____ Data to process

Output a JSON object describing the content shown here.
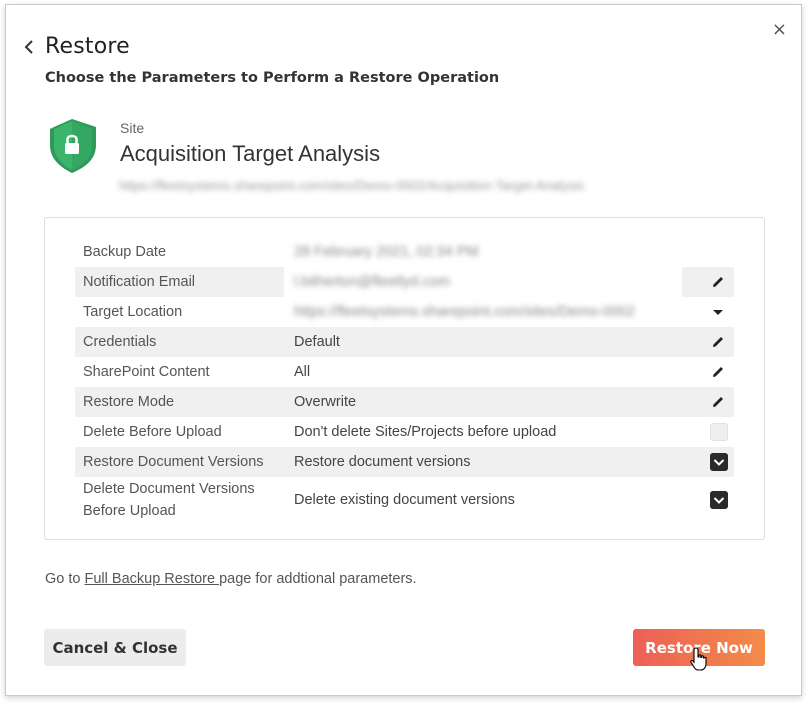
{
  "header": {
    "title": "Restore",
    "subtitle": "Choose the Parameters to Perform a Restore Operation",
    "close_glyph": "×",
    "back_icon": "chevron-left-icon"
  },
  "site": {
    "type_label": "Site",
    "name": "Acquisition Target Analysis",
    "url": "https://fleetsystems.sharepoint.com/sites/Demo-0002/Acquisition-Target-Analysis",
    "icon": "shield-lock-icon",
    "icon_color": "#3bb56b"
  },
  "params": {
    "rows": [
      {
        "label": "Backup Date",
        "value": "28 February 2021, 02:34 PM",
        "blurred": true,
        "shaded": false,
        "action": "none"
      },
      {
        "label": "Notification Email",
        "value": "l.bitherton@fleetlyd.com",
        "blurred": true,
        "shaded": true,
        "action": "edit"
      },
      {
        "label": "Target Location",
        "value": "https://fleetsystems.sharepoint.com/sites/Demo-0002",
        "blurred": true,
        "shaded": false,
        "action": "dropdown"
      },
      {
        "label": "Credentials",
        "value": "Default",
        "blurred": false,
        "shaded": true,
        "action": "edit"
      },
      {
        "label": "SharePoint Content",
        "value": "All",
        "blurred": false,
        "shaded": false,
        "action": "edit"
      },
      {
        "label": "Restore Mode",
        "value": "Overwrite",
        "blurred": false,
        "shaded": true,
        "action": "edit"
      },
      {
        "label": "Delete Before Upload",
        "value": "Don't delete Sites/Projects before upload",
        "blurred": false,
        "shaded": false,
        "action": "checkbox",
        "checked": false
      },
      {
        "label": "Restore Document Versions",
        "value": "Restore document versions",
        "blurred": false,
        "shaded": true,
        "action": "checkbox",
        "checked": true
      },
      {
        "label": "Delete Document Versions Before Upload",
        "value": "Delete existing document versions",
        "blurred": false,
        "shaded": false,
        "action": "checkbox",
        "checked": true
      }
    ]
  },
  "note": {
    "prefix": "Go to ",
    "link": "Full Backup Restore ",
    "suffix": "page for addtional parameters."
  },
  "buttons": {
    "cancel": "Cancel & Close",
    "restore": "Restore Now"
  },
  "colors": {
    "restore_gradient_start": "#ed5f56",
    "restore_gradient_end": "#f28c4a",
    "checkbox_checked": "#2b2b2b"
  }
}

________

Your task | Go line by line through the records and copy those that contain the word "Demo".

Response to the exercise |
    "url": "https://fleetsystems.sharepoint.com/sites/Demo-0002/Acquisition-Target-Analysis",
        "value": "https://fleetsystems.sharepoint.com/sites/Demo-0002",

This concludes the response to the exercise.